**WHAT YOU NEED TO DO**
Copy out all the records exactly.

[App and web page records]
_ _ _

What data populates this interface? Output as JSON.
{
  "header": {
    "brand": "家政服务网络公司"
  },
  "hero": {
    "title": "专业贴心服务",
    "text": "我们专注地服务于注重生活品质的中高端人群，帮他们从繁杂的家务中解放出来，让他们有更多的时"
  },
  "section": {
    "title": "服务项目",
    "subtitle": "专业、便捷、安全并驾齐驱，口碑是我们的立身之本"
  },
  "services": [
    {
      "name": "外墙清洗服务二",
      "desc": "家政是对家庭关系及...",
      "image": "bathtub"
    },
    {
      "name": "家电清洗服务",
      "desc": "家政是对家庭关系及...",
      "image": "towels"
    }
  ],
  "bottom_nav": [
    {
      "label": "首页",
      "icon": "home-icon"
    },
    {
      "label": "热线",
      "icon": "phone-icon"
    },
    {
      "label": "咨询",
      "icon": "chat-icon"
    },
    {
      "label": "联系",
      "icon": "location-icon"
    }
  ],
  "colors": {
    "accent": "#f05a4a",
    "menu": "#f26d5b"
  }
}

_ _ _

**EXERCISE OUTPUT**
What data populates this interface? Output as JSON.
{
  "header": {
    "brand": "家政服务网络公司"
  },
  "hero": {
    "title": "专业贴心服务",
    "text": "我们专注地服务于注重生活品质的中高端人群，帮他们从繁杂的家务中解放出来，让他们有更多的时"
  },
  "section": {
    "title": "服务项目",
    "subtitle": "专业、便捷、安全并驾齐驱，口碑是我们的立身之本"
  },
  "services": [
    {
      "name": "外墙清洗服务二",
      "desc": "家政是对家庭关系及...",
      "image": "bathtub"
    },
    {
      "name": "家电清洗服务",
      "desc": "家政是对家庭关系及...",
      "image": "towels"
    }
  ],
  "bottom_nav": [
    {
      "label": "首页",
      "icon": "home-icon"
    },
    {
      "label": "热线",
      "icon": "phone-icon"
    },
    {
      "label": "咨询",
      "icon": "chat-icon"
    },
    {
      "label": "联系",
      "icon": "location-icon"
    }
  ],
  "colors": {
    "accent": "#f05a4a",
    "menu": "#f26d5b"
  }
}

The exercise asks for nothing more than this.